Sharing a story about yourself makes you vulnerable. Since stories are about transformation, telling a personal story requires you reveal a flaw, error, or a roadblock that was a difficult to overcome. Professionals are nervous to reveal their struggles at their place of work for fear it will open them up to judgment or criticism.
Many of the clients who come into my shop shy away from using personal stories to illustrate their points, even though it’s one of the most powerful tools a presenter can use. They’ll say things like, “I don’t want the presentation to be all about me,” “I don’t have any good stories,” or, “I can’t reveal too much about myself.” The truth is they just don’t want to be vulnerable. But it’s worth the risk. People are drawn to the transformative power of vulnerability because it’s rare to see influential people share something from their personal lives, especially something that they struggled with, but also because these stories draw people closer to you — and to your message.
It feels natural to tell stories around the dinner table with friends but somehow our ability to be vulnerable declines in professional settings. So, how do you successfully tell a transformational story about yourself? Use a simple three-act structure. First, you have to establish yourself as likeable so your listeners will root for you. Then, explain how you encountered a problem (at first you resisted, but eventually you accepted the challenge). Then, you conclude by making it self-evident how you changed or transformed in the process. (See the full Hero’s Journey.)
This may seem like a pretty easy formula to follow, but a lot of people have trouble with it. Not only is telling a good story a skill that some have spent a lifetime trying to perfect, but, again, telling a good story means that the main character (in this case, that’s you) must change somehow, which means there must be something worth changing. Translation: You have to be wrong, knocked down, or otherwise at a disadvantage.

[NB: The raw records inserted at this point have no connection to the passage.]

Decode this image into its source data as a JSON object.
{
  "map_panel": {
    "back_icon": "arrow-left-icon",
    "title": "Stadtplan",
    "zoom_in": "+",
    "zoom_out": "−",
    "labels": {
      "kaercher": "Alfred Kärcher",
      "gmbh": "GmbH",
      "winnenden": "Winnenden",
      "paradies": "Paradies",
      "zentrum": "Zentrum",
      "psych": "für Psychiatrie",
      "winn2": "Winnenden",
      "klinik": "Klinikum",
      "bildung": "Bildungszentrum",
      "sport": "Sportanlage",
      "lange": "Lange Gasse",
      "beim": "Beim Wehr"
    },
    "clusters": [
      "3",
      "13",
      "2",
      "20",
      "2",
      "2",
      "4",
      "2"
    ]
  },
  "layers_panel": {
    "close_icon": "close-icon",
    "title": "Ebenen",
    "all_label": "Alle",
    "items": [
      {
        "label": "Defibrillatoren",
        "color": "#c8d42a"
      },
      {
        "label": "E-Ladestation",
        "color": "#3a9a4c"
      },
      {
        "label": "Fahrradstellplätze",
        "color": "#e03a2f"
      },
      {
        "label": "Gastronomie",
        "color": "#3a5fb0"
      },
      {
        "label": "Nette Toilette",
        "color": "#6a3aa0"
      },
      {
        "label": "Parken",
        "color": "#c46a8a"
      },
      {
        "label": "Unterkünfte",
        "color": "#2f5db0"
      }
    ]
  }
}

This isn’t a flattering light to start from, and many people end up cutting this part for fear of damaging their reputation. But it’s the low points of a story that make the high points seem so high, not only by themselves, but by comparison. And like seeing a movie that you know is based on a true story, there’s something even more powerful about hearing highs and the lows straight from the people themselves.
For example, take this TED Talk from ER physician Brian Goldman.
In this talk, Goldman makes the argument that doctors are human and that it’s only by admitting their mistakes that the medical profession will be able to build safeguards that will protect patients. To illustrate his point, Goldman does the unthinkable: He admits to two errors, one that ended up costing a woman her life and one that almost cost a young man his. It would have been very easy for Goldman make his point using stories that he’s overheard or studied. But would his story have been as powerful? Not even close. By telling the story the way he did, Goldman draws attention to his point, but also causes the audience to take a closer look at their own mistakes and the mistakes of others.
So, in your next presentation, when you’re tempted to skip over something that makes you uncomfortable or something that may not show you in the best light, think about why you’re avoiding it. Then, ask yourself, “Is there a message in what I learned that will make my presentation better? And am I brave enough to use it to my advantage?”